Through the DuPage Animal Friends' Critical Care & Rehabilitation Fund, we help to provide hope and healing for sick animals that otherwise might not receive a second chance at life. Since the fund’s inception, we have celebrated many success stories. Here are just a few…
Mimi was surrendered to DCACC because her owners were moving and could not take her with them. After examining Mimi, it was clear that she had a major hip problem, causing her much pain. Mimi needed surgery, but first she had to lose weight. Upon reaching an ideal weight, DuPage Animal Friends paid for Mimi's life-saving surgery. It was determined by the surgeon that one of her legs needed to amputated for her to live a happy, pain-free life.
Mimi is doing amazing! Just think of all she went through: She was in a foster home for weeks, first losing the weight, then recovering from the amputation, then finally having major dental work with extractions. Through it all, this little lady never gave up!
Mimi was adopted and is now living the good life! Her new humans sent DCACC an update that she is doing very well. Here she is looking all pretty for the camera.
What's more is that Mimi has lived in pain for years and never stopped being sweet. She is finally healthy, comfortable, pain-free, and super loved!
Max and Martin
These two felines exemplify the true meaning of forgiveness. Abused by their owners, the two were surrendered to Animal Control officers who intervened after being alerted to their injuries.
Suffering from multiple broken bones and dislocations, Max and Martin underwent several corrective surgeries and long hospital stays on their road to recovering – purring through it all. DCACC and the DuPage Animal Friends joined forces to ensure these boys received all the medical attention and care needed to give them a second chance at life.
This adorable girl arrived at DCACC as a 3-month-old floppy-eared German Shepherd puppy.
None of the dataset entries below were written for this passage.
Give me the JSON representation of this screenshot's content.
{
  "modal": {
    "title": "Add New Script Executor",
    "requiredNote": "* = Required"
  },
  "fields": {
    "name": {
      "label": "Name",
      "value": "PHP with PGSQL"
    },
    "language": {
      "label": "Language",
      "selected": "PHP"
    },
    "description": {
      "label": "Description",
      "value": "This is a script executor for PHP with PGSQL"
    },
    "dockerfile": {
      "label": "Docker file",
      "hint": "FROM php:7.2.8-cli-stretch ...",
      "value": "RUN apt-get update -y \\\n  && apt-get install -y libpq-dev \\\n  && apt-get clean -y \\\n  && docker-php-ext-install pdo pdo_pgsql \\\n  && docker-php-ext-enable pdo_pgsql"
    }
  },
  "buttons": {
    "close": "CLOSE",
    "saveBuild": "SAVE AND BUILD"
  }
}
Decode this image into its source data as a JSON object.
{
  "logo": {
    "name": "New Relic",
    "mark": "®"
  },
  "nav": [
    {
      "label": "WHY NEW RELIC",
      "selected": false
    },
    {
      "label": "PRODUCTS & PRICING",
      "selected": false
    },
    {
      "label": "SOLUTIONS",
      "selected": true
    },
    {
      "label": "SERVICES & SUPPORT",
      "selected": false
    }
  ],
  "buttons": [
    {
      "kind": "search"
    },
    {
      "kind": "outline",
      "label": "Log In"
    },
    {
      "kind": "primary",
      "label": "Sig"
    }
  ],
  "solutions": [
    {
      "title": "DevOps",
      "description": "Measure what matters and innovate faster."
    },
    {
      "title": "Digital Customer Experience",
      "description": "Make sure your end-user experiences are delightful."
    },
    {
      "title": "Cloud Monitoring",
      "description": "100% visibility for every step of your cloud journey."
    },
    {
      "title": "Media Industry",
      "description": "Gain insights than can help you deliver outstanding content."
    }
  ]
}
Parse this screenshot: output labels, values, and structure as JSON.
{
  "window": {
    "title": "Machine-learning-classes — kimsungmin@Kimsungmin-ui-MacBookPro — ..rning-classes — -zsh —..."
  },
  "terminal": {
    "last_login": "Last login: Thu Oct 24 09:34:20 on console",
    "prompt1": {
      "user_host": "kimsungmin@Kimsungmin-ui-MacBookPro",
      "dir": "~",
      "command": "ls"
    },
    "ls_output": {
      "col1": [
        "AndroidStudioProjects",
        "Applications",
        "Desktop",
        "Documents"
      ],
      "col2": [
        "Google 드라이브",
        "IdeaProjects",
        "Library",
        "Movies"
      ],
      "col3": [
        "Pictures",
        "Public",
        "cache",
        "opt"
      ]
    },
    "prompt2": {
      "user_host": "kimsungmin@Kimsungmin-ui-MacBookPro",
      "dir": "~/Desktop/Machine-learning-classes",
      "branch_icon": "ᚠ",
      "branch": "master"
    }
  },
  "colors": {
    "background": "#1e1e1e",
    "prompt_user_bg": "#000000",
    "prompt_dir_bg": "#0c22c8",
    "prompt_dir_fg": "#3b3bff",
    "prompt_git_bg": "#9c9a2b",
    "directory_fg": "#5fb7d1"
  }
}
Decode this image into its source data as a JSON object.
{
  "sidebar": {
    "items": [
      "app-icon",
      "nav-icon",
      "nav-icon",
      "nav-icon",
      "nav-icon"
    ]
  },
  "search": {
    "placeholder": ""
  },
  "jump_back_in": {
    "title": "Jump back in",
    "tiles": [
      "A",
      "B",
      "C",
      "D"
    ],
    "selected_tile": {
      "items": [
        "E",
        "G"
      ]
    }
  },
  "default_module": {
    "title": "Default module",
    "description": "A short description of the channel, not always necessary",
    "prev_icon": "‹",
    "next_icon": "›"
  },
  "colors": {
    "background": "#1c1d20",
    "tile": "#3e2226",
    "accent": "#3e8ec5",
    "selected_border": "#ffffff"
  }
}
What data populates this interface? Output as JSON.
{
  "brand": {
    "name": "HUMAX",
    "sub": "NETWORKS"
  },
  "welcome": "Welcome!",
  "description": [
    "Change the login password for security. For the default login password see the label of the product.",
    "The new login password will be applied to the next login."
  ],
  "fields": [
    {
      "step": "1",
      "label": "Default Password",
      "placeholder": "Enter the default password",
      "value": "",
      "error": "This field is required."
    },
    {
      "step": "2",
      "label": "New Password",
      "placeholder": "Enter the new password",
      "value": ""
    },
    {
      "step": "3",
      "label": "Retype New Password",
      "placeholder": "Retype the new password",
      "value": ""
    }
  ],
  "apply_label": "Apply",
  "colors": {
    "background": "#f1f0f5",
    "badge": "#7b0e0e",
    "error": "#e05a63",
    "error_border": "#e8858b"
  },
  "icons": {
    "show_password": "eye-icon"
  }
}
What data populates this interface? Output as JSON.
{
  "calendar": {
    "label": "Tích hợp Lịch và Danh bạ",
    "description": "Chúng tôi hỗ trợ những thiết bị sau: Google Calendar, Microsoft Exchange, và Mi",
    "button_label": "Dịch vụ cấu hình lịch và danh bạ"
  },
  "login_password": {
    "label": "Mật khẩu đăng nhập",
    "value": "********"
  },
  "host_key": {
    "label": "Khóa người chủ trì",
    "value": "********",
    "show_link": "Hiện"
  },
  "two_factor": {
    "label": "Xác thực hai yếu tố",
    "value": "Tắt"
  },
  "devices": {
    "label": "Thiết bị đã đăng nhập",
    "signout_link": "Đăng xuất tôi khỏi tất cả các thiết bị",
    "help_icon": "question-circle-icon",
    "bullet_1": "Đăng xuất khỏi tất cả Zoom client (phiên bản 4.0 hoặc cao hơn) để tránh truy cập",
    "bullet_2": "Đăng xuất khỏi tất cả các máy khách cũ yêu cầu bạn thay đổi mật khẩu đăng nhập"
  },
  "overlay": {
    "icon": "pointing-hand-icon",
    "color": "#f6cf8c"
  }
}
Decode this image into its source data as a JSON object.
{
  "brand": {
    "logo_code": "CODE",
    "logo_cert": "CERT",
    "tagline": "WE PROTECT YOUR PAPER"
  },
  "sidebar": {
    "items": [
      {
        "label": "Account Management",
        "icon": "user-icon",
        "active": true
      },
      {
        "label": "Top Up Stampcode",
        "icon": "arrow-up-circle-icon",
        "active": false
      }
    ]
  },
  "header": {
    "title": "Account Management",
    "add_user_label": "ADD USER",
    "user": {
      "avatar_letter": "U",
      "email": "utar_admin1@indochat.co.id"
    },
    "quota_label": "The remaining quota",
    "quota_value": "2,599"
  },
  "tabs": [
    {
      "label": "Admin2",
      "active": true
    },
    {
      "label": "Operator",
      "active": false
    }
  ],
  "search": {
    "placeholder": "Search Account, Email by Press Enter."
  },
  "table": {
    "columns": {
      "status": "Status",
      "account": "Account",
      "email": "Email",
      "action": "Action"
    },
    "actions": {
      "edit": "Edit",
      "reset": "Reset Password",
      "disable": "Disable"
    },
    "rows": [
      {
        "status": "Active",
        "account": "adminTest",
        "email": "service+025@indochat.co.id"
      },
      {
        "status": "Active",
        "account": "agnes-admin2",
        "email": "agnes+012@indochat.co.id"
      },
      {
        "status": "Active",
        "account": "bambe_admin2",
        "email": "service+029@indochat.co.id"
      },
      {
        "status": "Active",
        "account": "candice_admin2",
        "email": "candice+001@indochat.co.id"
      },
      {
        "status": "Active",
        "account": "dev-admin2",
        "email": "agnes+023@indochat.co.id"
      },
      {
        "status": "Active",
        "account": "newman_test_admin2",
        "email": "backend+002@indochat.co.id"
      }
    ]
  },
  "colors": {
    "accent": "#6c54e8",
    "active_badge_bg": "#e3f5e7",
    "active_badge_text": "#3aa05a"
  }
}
After being saved from the streets by the Darien Police where she was found alone in a McDonald’s parking lot, it was discovered that she was suffering from a hernia. While undergoing a procedure to correct the hernia, a severe heart murmur was also discovered. Since DCACC lacks the diagnostic equipment to diagnose the cause of the heart murmur, Raven was brought to a nearby animal hospital where further diagnostic tests were performed. Results showed Raven was suffering from a congenital heart defect that can be fatal if not surgically corrected. Like any surgery, it can be risky. But if successful, the long term prognosis very good. Through the Critical Care & Rehabilitation Fund, Raven received cutting edge surgery to correct her heard defect at Purdue University. Raven is now living the good life with her family in Wisconsin where she is enjoying her happy, healthy life on her family’s many acres of land.